“A huge explosion of humanity across the planet.”
Those were the words Dave Lim, founding curator of TEDxSingapore, had to describe the raw energy of the TEDx movement, at the opening of TEDxSingapore 2015: The Undiscovered Country.
And his words were appropriate enough: TEDxSingapore, an early product of that explosion, has itself mushroomed from its first event back in 2009. On Friday, 6th November, well over a thousand TEDx fans converged onto the striking Nanyang Auditorium. Against a stunning minimalist backdrop, eleven speakers made them laugh, cry, and sing, as they heard the speakers’ stories.
Twelve-year-old Dylan Soh delivered a thoughtful reading of The Big Red Dot, a book written by his father and illustrated by him. With unwavering confidence and wisdom beyond his years, he delighted and charmed the audience from the outset. Lonely Planet founder Tony Wheeler then recounted his story of travelling across the world in the early 1970s and arriving in Singapore in 1972. Ever the skilful raconteur, he held the audience captive with his account of how the first book in the Lonely Planet series was written right in Singapore, on a tiny table at the Palace Hotel, a small, now-defunct establishment on Jalan Besar.
Michelle Wan, co-curator of TEDxSingapore and our host for the afternoon, asked him if the planet was still lonely in an age of digital connectivity. Yes, he said. “It’s the only one out there in the galaxy.”
Some speakers explored the undiscovered country of the past. Archaeologist Noel Hidalgo Tan spoke about rock paintings in Southeast Asia that contain complex, fascinating stories about Singapore and the region. Michelle Lim, a ceramicist, shared her tale of stumbling upon the story of Singapore’s dragon kilns in the unlikeliest of places: in a discarded 1979 issue of a ceramics magazine at a university library in Australia. Michelle went on to rekindle dragon kiln pottery in Singapore, even convincing the government to protect the kilns.

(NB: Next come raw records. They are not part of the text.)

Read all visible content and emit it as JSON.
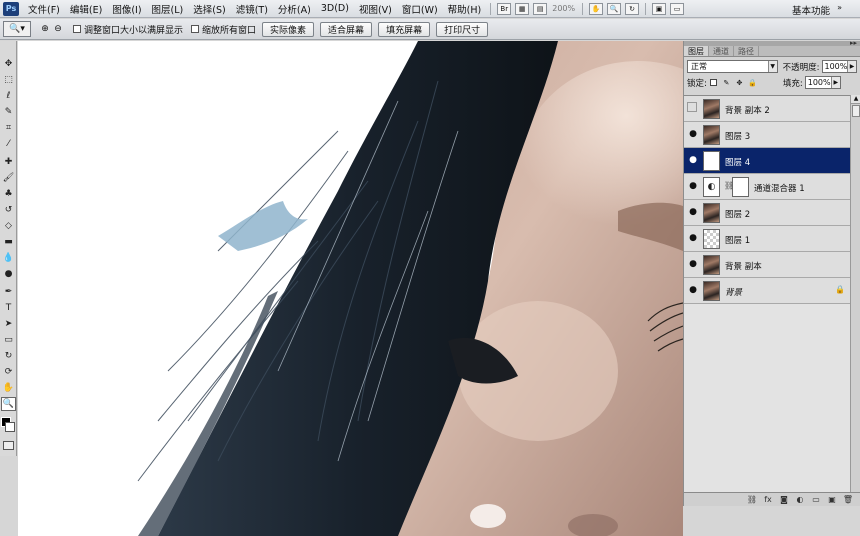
{
  "app": {
    "logo": "Ps"
  },
  "menu": {
    "items": [
      "文件(F)",
      "编辑(E)",
      "图像(I)",
      "图层(L)",
      "选择(S)",
      "滤镜(T)",
      "分析(A)",
      "3D(D)",
      "视图(V)",
      "窗口(W)",
      "帮助(H)"
    ],
    "zoom": "200%",
    "workspace": "基本功能"
  },
  "options": {
    "checkbox_resize": "调整窗口大小以满屏显示",
    "checkbox_all_windows": "缩放所有窗口",
    "btn_actual_pixels": "实际像素",
    "btn_fit_screen": "适合屏幕",
    "btn_fill_screen": "填充屏幕",
    "btn_print_size": "打印尺寸"
  },
  "layers_panel": {
    "tabs": [
      "图层",
      "通道",
      "路径"
    ],
    "blend_mode": "正常",
    "opacity_label": "不透明度:",
    "opacity_value": "100%",
    "lock_label": "锁定:",
    "fill_label": "填充:",
    "fill_value": "100%",
    "layers": [
      {
        "name": "背景 副本 2",
        "visible": false,
        "thumb": "photo"
      },
      {
        "name": "图层 3",
        "visible": true,
        "thumb": "photo"
      },
      {
        "name": "图层 4",
        "visible": true,
        "thumb": "white",
        "selected": true
      },
      {
        "name": "通道混合器 1",
        "visible": true,
        "thumb": "adjustment",
        "mask": true
      },
      {
        "name": "图层 2",
        "visible": true,
        "thumb": "photo"
      },
      {
        "name": "图层 1",
        "visible": true,
        "thumb": "transparent"
      },
      {
        "name": "背景 副本",
        "visible": true,
        "thumb": "photo"
      },
      {
        "name": "背景",
        "visible": true,
        "thumb": "photo",
        "locked": true
      }
    ]
  },
  "colors": {
    "selection": "#0a246a",
    "foreground": "#000000",
    "background": "#ffffff"
  }
}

Other speakers explored the undiscovered country of the future. Biologist and technologist Tan Tin Wee merges insights from stable, symbiotic cycles found in nature into the technology world, and laid out a vision for a Singapore that could be both technologically and environmentally progressive. Chief Executive of the Singapore’s Housing and Development Board (HDB) Cheong Koon Hean dived into the intricate and wonderful details of how technology is helping urban planners create Singapore’s homes of tomorrow.
Writer Gwee Li Sui made an important and persuasive case for celebrating Singlish: “a finished language has no future in a multicultural society, because a multicultural society resides between languages.” While doing so in his trademark style, he reduced the audience to fits of laughter, as did Marc Nair, who made as convincing a case for poetry in Singapore: “the beauty of the world is often seen in the smallest images.”
There weren’t many dry eyes in the audience after singer-songwriter Crystal Goh shared her inspiring story, while Inch Chua left us spellbound with her story set in Pulau Ubin, a place she calls “my version of the cabin in the woods.” Inch ended with an audience sing-along of one of her new songs, inspired by the sounds of mousedeer and birdsong.
But the speakers were only one part of TEDxSingapore. As we’ve said before, community is absolutely central to the TEDx experience, and an aspect of it you wouldn’t get by watching a TED talk at home:
We at TEDxSingapore can’t wait. We can’t wait for the video recordings of today’s talks to be out so that we can be enthralled by today’s speakers again. And we can’t wait for Day 2, which will bring with it twenty-one more speakers.